Anyone have one of these sitting in their house? Someone brought us this advertisement recently, and it was the first I had ever heard of furniture pieces from the Hammond-Harwood House collection being reproduced. I would love to see one of them, and plan on keeping my eyes peeled at consignment stores and thrift shops from now on.
By Tara Owens, Educational Programs Coordinator (Formerly Intern Extraordinaire)
All the attention surrounding the Supreme Court’s decision upholding the healthcare bill made me wonder about what type of medical treatments were available during the 18th century.

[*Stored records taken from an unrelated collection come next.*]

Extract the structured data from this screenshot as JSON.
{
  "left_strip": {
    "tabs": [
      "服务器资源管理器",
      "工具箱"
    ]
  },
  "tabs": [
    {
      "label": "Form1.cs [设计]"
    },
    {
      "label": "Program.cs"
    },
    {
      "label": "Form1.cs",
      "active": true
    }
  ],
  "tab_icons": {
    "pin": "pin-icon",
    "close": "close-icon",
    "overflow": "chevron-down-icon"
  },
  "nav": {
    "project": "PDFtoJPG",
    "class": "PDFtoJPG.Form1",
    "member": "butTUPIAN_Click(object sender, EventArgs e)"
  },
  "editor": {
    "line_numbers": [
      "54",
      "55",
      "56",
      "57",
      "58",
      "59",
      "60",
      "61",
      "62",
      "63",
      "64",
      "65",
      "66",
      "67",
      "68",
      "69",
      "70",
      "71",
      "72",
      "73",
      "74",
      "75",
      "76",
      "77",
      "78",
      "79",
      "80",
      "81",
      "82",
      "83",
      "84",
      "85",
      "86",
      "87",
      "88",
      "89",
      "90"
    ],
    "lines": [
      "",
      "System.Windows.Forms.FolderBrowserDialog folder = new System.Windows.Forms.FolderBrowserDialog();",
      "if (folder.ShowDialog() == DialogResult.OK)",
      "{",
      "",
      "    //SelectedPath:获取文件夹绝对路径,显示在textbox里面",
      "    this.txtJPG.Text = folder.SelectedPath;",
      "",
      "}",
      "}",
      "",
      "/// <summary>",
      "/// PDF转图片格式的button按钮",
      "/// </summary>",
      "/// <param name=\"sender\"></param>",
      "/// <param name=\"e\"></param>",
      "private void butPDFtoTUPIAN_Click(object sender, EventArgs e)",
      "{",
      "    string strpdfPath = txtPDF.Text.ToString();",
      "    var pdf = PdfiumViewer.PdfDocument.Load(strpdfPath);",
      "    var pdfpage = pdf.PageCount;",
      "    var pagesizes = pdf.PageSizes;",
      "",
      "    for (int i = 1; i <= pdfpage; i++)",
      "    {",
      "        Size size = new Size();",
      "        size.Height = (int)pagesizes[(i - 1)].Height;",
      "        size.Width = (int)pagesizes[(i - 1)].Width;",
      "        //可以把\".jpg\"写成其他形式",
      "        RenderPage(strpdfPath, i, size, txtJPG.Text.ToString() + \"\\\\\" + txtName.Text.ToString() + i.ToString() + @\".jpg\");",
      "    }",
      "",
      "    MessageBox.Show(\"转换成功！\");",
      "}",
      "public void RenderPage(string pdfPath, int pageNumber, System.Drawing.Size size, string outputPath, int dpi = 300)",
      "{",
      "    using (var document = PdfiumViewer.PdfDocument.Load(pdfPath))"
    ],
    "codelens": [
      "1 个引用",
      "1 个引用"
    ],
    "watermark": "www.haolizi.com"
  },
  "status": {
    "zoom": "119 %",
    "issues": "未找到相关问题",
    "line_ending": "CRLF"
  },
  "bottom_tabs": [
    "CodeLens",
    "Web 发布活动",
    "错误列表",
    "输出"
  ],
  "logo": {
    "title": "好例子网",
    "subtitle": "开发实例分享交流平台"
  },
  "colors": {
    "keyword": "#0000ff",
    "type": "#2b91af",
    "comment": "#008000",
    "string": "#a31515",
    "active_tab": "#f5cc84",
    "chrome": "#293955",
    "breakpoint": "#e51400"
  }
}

People living in urban areas such as Williamsburg, Virginia, would have had access to an apothecary, who provided medical services, prescribed medicine, performed surgeries, and even served as man-midwives. In essence, the apothecary was the 18th-century equivalent to our modern doctor. Some of the remedies prescribed by apothecaries are still in practice today. These included chalk for heartburn, calamine for skin irritations, and cinchona bark for fevers. It was later discovered that cinchona bark contains quinine, still used today to treat malaria.
Those living in more rural areas ultimately relied on self-diagnosis and treatment that was based on folklore and tradition. For example, headaches were often treated by vinegar of roses, a remedy made of rose petals steeped in vinegar and applied topically.
The most surprising fact I discovered was that doctors in the 18th century actually performed inoculations on patients to protect against smallpox. Inoculation is based on an easily observed medical fact – that those who contact an infectious disease and survive are protected against catching it again. In fact, George Washington had his Revolutionary troops inoculated following a smallpox outbreak in his camp.
Lady Montagu in Turkish dress by Jean-Etienne Liotard, ca. 1756
Lady Montagu is credited with bringing the practice of smallpox inoculation to England from Turkey, where her husband was the British ambassador
Susanna Whatman, painted by George Romney in 1782
You would expect a woman this elegant-looking to be renowned for her beauty or gentility, but Susanna Whatman’s fame derives from a very different source. Susanna Bosanquet married James Whatman, a wealthy paper mill owner, in 1776 and began keeping a manual on housekeeping in order to better manage her servants. It is one of the few surviving primary source documents that reveals how 18th century homes were maintained. While some of her notes about the duties of housemaids and cooks no longer apply today, some still seem very helpful. I’m going to remind myself of this tidbit next time I can’t find something in my kitchen:
“There should be a place in the Kitchin for everything kept there, otherwise it will be lost or mislaid without being missed, and [this] holds good for every other department, and saves many things, and much trouble. “
From The Housekeeping Book of Susanna Whatman, page 44
Available for purchase here